“Covid-19 has devastated the balance sheets of our member airlines and we need continuing government support to enable the aviation industry to restart and rebuild connectivity,” emphasised Iata director-general and CEO Alexandre de Juniac. “Without the economic benefits that aviation delivers, the global economic recovery will be much weaker and slower.”
Governments around the world had already provided airlines with support worth $173-billion. But that aid was running out, while the Covid-19 crisis persisted, far exceeding the original expectations about its duration. Iata pointed out that every job in aviation supported 29 other jobs. The sector was a major catalyst for the wider economy.
“More support will be needed to see the industry through,” he stressed. “And it must come in forms that do not further increase debt which has already ballooned from $430-billion in 2019 to $651-billion in 2020.”
Regarding the reopening of borders, Iata pointed out that the Take-off guidance developed by the International Civil Aviation Organisation (ICAO – a specialist agency of the United Nations) provided the basis for a harmonised restart to international air travel through a multilayered approach to safety for both passengers and personnel. The association called on governments to implement the guidance, including the systematic testing of international passengers.
“People want and need global mobility,” he highlighted. “The [ICAO] Take-off measures make flying safe. But border closures, movement restrictions and quarantine measures make travel impossible for most. We must manage how we live with the virus. But that does not have to mean destroying aviation, risking millions of jobs, crippling economies and tearing apart the international social fabric. We could safely open borders today with systematic Covid-19 testing.”

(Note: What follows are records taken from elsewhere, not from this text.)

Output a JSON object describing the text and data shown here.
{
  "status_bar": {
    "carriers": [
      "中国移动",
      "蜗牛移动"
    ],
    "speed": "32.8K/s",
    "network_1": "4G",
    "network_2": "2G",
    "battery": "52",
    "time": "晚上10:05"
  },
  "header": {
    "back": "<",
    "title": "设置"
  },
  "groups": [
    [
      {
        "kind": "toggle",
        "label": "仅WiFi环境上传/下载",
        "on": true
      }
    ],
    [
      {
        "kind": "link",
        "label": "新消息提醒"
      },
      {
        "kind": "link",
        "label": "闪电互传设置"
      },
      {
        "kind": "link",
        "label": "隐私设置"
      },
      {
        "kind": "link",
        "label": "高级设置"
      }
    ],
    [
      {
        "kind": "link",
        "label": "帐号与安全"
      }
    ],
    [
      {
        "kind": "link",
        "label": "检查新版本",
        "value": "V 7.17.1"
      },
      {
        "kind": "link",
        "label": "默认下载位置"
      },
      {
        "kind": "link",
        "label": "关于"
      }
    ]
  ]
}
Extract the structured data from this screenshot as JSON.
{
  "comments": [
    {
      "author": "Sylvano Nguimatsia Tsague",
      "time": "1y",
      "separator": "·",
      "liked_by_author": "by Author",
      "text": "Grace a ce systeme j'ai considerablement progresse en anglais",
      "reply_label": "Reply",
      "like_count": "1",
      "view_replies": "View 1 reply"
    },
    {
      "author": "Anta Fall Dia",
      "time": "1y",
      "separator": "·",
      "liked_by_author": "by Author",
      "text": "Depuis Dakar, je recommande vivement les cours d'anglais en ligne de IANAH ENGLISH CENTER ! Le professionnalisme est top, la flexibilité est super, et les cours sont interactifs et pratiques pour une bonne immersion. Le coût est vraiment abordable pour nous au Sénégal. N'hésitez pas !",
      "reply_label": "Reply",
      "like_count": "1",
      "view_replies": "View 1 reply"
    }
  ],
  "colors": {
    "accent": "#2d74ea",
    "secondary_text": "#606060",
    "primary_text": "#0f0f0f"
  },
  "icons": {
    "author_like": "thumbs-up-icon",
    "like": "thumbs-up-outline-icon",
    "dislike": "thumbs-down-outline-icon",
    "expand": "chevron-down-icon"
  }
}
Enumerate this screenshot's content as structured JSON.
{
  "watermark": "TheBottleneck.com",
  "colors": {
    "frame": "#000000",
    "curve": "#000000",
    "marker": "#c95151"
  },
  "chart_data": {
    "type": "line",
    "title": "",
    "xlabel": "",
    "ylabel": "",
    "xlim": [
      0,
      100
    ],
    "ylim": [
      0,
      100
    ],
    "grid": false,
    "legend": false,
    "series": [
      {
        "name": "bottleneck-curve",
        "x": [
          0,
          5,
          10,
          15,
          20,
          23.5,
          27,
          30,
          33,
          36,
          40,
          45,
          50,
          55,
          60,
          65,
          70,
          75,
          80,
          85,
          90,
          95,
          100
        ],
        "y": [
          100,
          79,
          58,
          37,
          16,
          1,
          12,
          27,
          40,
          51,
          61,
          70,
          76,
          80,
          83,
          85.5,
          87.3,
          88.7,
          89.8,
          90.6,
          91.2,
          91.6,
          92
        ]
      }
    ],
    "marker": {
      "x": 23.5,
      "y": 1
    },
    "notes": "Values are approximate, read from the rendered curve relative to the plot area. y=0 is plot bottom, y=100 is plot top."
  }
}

However, after the pandemic is over, the issue of sustainability will remain. The airline industry reasserted its commitment to cutting its net carbon dioxide emissions to half of their 2005 levels by 2050. But the sector is now looking at how it might achieve net zero carbon emissions, and its confidence that this can be done is growing. A key element in cutting aviation’s carbon emissions is the development and commercialisation of sustainable aviation fuel (SAF), which is produced from sustainable sources such as non-food crops and waste materials. It is a proven technology, so far safety used to power more than 300 000 flights, that can cut lifecycle carbon emissions by up to 80%. It is also scaleable, needing no engine modifications before being used, and it can be mixed with jet fuel as an interim measure. But SAFs currently cost from two to four times more than fossil fuels, and global SAF production currently accounts for only 0.1% of the total aviation fuel used by the world’s airlines.
“We have long known that an energy transition to SAF is the game-changer,” he affirmed. “But energy transitions need government support. The cost of SAF is too high and supplies too limited. This crisis is the opportunity to change that. Putting economic stimulus funds behind the development of a large-scale, competitive SAF market would be a triple win – creating jobs, fighting climate change and sustainability connecting the world.”
At the AGM, it was also announced that De Juniac will be stepping down as director-general and CEO on March 31 next year. He will be replaced, with effect from April 1, 2021, by Willie Walsh, former CEO of International Airlines Group (which owns Aer Lingus, British Airways and Iberia, among other airlines).